In 2020, the year in which auction houses were forced to innovate and replace physical sales with virtual ones, an unusual new record was made. An exhibit at a Christie’s auction fetched $31.8 million — and it wasn’t a piece of high-value artwork; rather, the well-preserved skeleton of a dinosaur.
The proceeds from the sale of Stan, a nearly 40-foot Tyrannosaurus rex that lived in the late cretaceous period, between 100 million and 66 million years ago, far exceeded the high estimate of $8 million, and smashed the previous record for a dinosaur fossil at a Sotheby’s auction — $8.4 million in 1997 — several times over.
Who wants to buy dinosaur fossils and why, and why are many experts deeply concerned about this trend?
Do dinosaur fossils frequently go under the hammer?
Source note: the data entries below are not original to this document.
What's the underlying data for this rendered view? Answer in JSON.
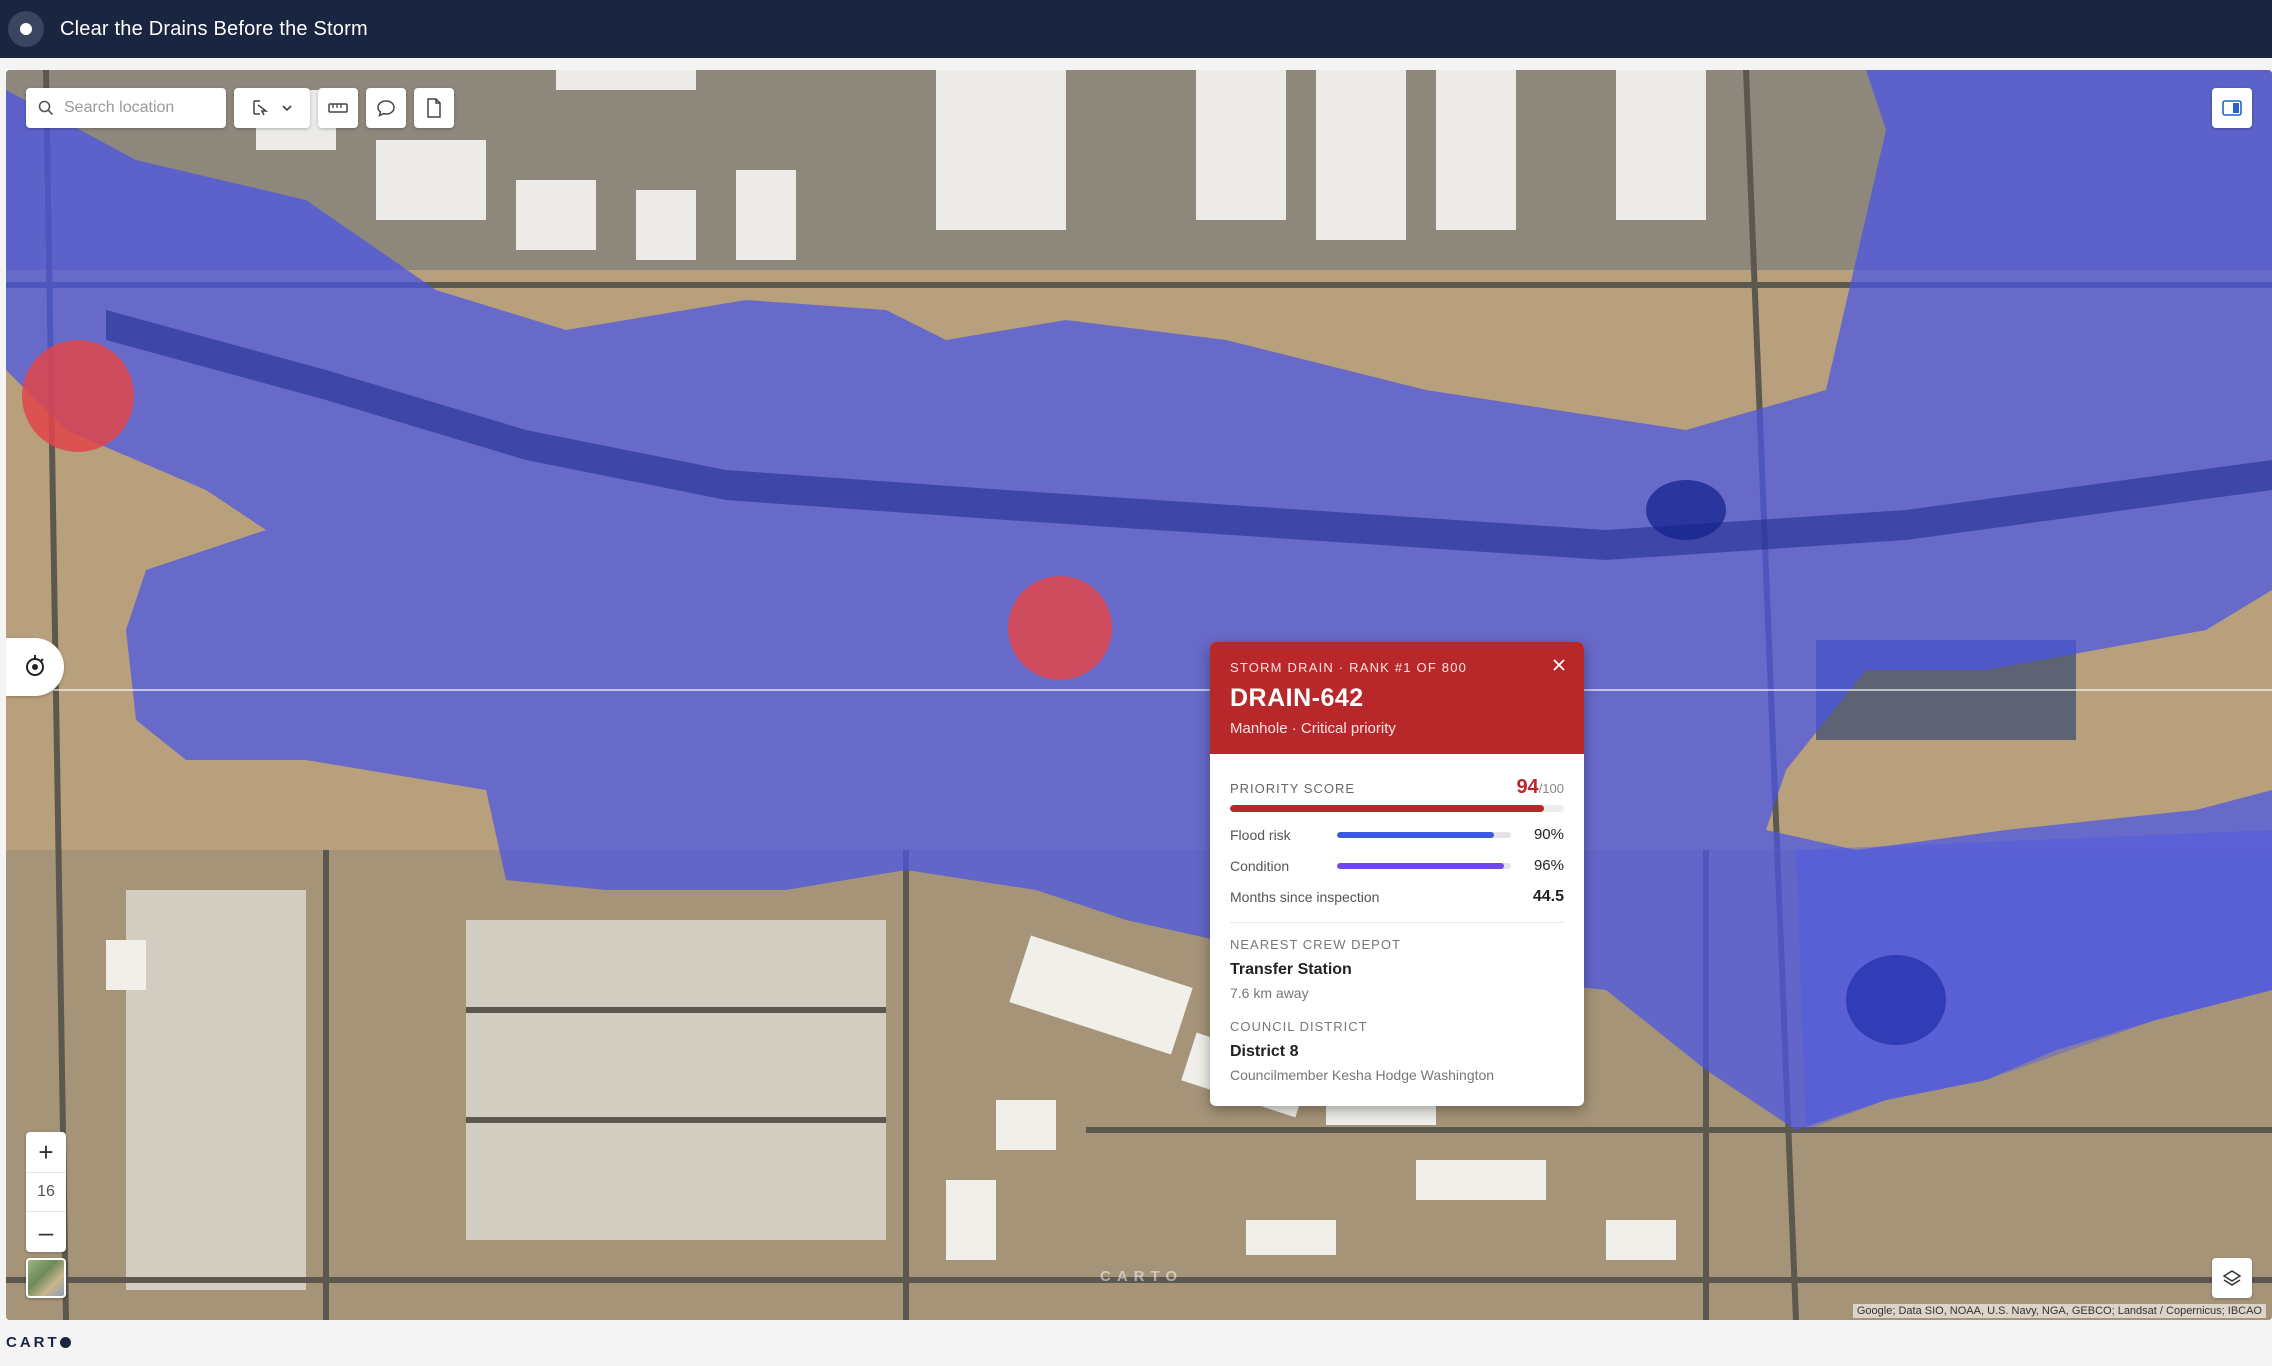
{
  "app": {
    "title": "Clear the Drains Before the Storm"
  },
  "toolbar": {
    "search_placeholder": "Search location",
    "tools": [
      "select-icon",
      "chevron-down-icon",
      "ruler-icon",
      "comment-icon",
      "document-icon"
    ]
  },
  "map": {
    "zoom_level": "16",
    "attribution": "Google; Data SIO, NOAA, U.S. Navy, NGA, GEBCO; Landsat / Copernicus; IBCAO",
    "watermark": "CARTO",
    "colors": {
      "flood_zone": "#4a55e8",
      "drain_marker": "#e0444a",
      "ground": "#b59c78"
    }
  },
  "popup": {
    "kicker": "STORM DRAIN · RANK #1 OF 800",
    "name": "DRAIN-642",
    "subtitle": "Manhole · Critical priority",
    "priority": {
      "label": "PRIORITY SCORE",
      "value": "94",
      "denominator": "/100",
      "fraction": 0.94
    },
    "metrics": [
      {
        "label": "Flood risk",
        "value": "90%",
        "fraction": 0.9,
        "color": "#3b5bdb"
      },
      {
        "label": "Condition",
        "value": "96%",
        "fraction": 0.96,
        "color": "#7048e8"
      }
    ],
    "months_since_inspection": {
      "label": "Months since inspection",
      "value": "44.5"
    },
    "depot": {
      "label": "NEAREST CREW DEPOT",
      "name": "Transfer Station",
      "distance": "7.6 km away"
    },
    "district": {
      "label": "COUNCIL DISTRICT",
      "name": "District 8",
      "member": "Councilmember Kesha Hodge Washington"
    },
    "accent": "#b8282b"
  },
  "footer": {
    "brand": "CART"
  }
}
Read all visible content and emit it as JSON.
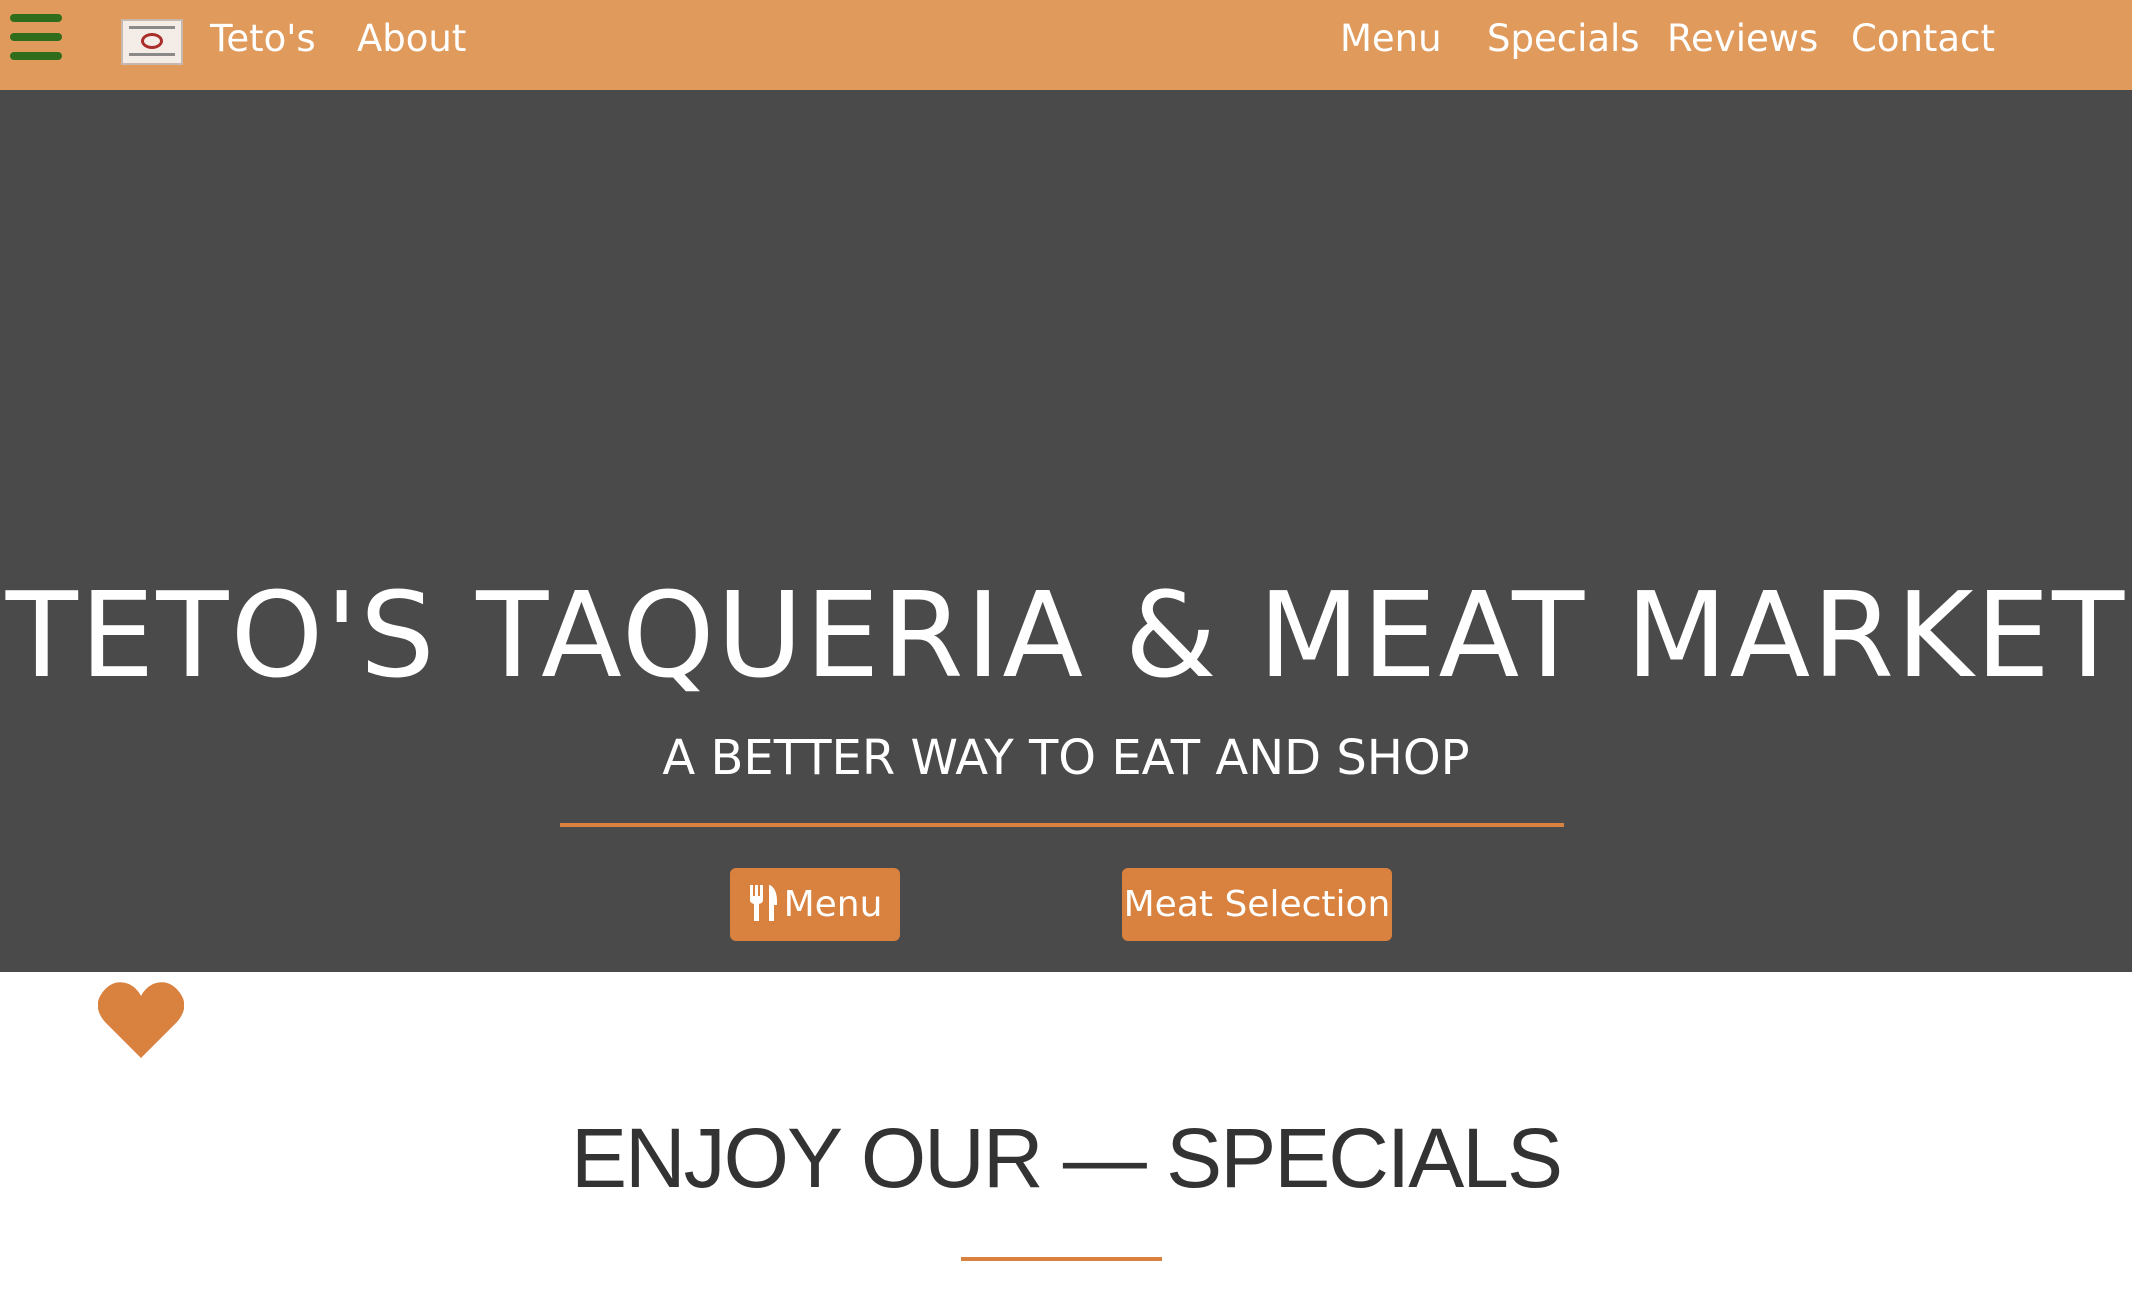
{
  "navbar": {
    "brand": "Teto's",
    "about": "About",
    "links": {
      "menu": "Menu",
      "specials": "Specials",
      "reviews": "Reviews",
      "contact": "Contact"
    }
  },
  "hero": {
    "title": "TETO'S TAQUERIA & MEAT MARKET",
    "subtitle": "A BETTER WAY TO EAT AND SHOP",
    "buttons": {
      "menu": "Menu",
      "meat_selection": "Meat Selection"
    }
  },
  "specials": {
    "heading": "ENJOY OUR  —  SPECIALS"
  },
  "icons": {
    "hamburger": "hamburger-menu-icon",
    "logo": "tetos-logo",
    "utensils": "utensils-icon",
    "heart": "heart-icon"
  },
  "colors": {
    "navbar_bg": "#e09b5c",
    "hero_bg": "#4a4a4a",
    "accent": "#d9813e",
    "hamburger": "#2f6d1c",
    "heading_text": "#333333"
  }
}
In 2020, a week after the record-breaking auction of Stan the T. rex at Christie’s 20th Century Evening Sale in New York on October 6, the Parisian auction house Binoche et Giquello sold a rare skeleton of a 10-metre-long Allosaurus — a large carnivorous dinosaur that lived in the late Jurassic period, 155 million to 145 million years ago — for €3 million (about $3.7 million).
Earlier in June, a 70 per cent intact 150 million-year-old fossil of a yet unnamed dinosaur, dug up in Wyoming, United States, between 2013 and 2015, was sold to a private collector for $2.36 million.
How did Stan the T. rex come into the auction circuit?
Discovered in 1987 by an amateur palaeontologist named Stan Sacrison, the fossil, which stands 13 feet high and is 40 feet long, had been at the private Black Hills Institute of Geological Research in Hill City, South Dakota. The skeleton of the dinosaur, which would perhaps have weighed nearly 8 tonnes when it was alive, is considered to be one of the finest specimens of the T. rex, and several of its high-quality casts are in museums the world over.
It has been reported that the fossil came into the market as a result of a dispute. In 2015, Neal Larson, a shareholder in the Black Hills Institute, a family-owned business, sued the company after being dismissed, following which a court ruled that Stan had to be sold to pay Larson for his stake in the institute.
Why are palaeontologists concerned about the sale?
Palaeontologists have raised concerns that the commercial sale of dinosaur fossils and escalating prices would encourage people to sell well-preserved fossils in the open market rather than leaving them for palaeontologists to study. They also fear that most of the good fossils will probably enter private collections, as universities and museums may not be able to match the high prices they offer.
Earlier this year, the US-based Society of Vertebrate Palaeontology, a body of palaeontologists, students, artists and advocates committed to the preservation of vertebrate remains, wrote to Christie’s, asking them to limit bidders for Stan to public research institutions.
By what laws are fossil sales governed?
In the US, fossil bones found on federal land are public property, and can be collected only by researchers with permits. These go to public trust and repositories, including accredited museums. Fossils discovered on private land, however, can be bought and sold. In Canada, Mongolia, China, and Argentina, fossils can’t be exported, even though cases of black marketing have come to light.
In India, too, palaeontologists fear that the country’s rich fossil heritage is under threat in the absence of stringent laws and preservation efforts.
How popular are dinosaur fossils?
The fact that Christie’s auctioned Stan in a sale of contemporary art rather than a natural history auction is being seen as an indicator of the collector base of the fossils. While Hollywood actors, including Nicolas Cage, Russell Crowe and Leonardo DiCaprio, are known to buy dinosaur fossils, there is also a broad collector base in countries such as China, Hong Kong, Taiwan, Thailand, Singapore, Indonesia and the Philippines.